Exercise requirements. The answer must be an exact copy of the entries that follow, with all images removed.

Excerpts from an interface dataset.
* * * * * * *

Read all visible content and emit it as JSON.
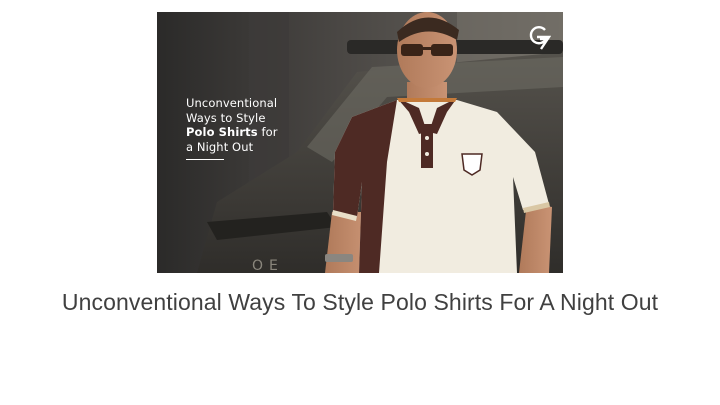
{
  "hero": {
    "headline_line1": "Unconventional",
    "headline_line2": "Ways to Style",
    "headline_line3_bold": "Polo Shirts",
    "headline_line3_rest": " for",
    "headline_line4": "a Night Out",
    "logo_icon": "g7-brand-logo"
  },
  "caption": "Unconventional Ways To Style Polo Shirts For A Night Out",
  "colors": {
    "caption_text": "#404040",
    "overlay_text": "#ffffff",
    "polo_cream": "#f1ece0",
    "polo_brown": "#4e2a24"
  }
}
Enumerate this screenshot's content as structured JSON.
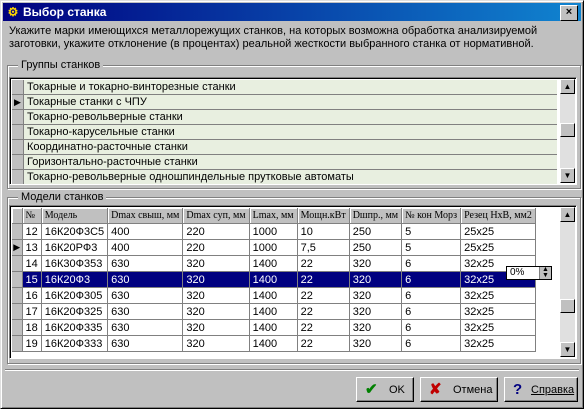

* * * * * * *

Worked solution.
Read all visible content and emit it as JSON.
{
  "hero": {
    "headline_line1": "Unconventional",
    "headline_line2": "Ways to Style",
    "headline_line3_bold": "Polo Shirts",
    "headline_line3_rest": " for",
    "headline_line4": "a Night Out",
    "logo_icon": "g7-brand-logo"
  },
  "caption": "Unconventional Ways To Style Polo Shirts For A Night Out",
  "colors": {
    "caption_text": "#404040",
    "overlay_text": "#ffffff",
    "polo_cream": "#f1ece0",
    "polo_brown": "#4e2a24"
  }
}
Enumerate this screenshot's content as structured JSON.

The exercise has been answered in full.